  5. ^ Newton, Michael (2009). The Ku Klux Klan in Mississippi: A History. McFarland. p. 44.
  6. ^ a b Biographical and Historical Memoirs of Mississippi, Embracing an Authentic and Comprehensive Account of the Chief Events in the History of the State and a Record of the Lives of Many of the Most Worthy and Illustrious Families and Individuals. Vol. II. Part I. Gretna: Firebird Press. 1999 [1st pub. The Goodspeed Publishing Company:1891]. pp. 480–483. OL 25931969M – via Internet Archive.

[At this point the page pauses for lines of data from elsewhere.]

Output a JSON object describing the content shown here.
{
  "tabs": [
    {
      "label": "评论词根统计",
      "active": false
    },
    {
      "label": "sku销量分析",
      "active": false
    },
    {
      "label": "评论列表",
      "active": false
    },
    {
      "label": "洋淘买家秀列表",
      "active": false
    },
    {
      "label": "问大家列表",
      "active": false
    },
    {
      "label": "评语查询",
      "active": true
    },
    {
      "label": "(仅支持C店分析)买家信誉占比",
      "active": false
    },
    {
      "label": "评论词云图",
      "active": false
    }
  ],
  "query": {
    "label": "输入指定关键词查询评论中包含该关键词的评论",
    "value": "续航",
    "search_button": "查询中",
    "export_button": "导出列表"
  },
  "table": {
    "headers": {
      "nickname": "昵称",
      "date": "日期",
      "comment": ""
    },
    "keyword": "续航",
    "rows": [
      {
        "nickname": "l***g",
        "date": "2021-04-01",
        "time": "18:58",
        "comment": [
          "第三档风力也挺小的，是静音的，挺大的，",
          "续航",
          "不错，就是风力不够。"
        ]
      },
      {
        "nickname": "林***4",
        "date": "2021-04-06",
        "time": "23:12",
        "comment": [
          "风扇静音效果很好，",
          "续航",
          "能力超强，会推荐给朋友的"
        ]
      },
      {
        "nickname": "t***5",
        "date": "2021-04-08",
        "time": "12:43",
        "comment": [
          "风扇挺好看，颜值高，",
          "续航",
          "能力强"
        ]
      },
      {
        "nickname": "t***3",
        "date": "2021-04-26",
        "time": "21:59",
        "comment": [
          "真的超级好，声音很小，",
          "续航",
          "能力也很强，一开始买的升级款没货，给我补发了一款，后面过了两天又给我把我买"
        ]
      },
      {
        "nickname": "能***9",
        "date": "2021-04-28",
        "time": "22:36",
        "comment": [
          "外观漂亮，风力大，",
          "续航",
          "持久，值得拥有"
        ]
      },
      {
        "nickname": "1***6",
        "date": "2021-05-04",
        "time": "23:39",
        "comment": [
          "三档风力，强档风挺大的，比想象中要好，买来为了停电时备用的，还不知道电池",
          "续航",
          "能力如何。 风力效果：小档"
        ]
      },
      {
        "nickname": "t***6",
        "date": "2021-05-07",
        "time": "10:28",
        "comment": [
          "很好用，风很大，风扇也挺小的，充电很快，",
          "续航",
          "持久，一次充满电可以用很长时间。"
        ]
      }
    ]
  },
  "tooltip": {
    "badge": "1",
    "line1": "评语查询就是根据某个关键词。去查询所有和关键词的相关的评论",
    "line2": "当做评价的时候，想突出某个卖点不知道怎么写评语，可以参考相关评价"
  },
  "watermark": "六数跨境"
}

  7. ^ a b Leftwich, George J. (1909). Riley, Franklin L. (ed.). "Henry Lowndes Muldrow". Publications of the Mississippi Historical Society. Vol. X. Oxford, Mississippi: Mississippi Historical Society. pp. 269–278. ISSN 0885-792X. LCCN 10020861. OL 22890925M – via Internet Archive.
  8. ^ "The Popular Science Monthly". April 1879. p. 758. ISSN 0161-7370. Retrieved November 6, 2016. {{cite magazine}}: Cite magazine requires |magazine= (help)
  9. ^ Newton, Michael (2009). The Ku Klux Klan in Mississippi: A History. McFarland. p. 53.
  10. ^ Pittmam, Ashton (June 29, 2021). "Two Mississippi Reps Vote To Keep White Supremacist Statues In U.S. Capitol". Mississippi Free Press. Retrieved June 29, 2021.

External linksEdit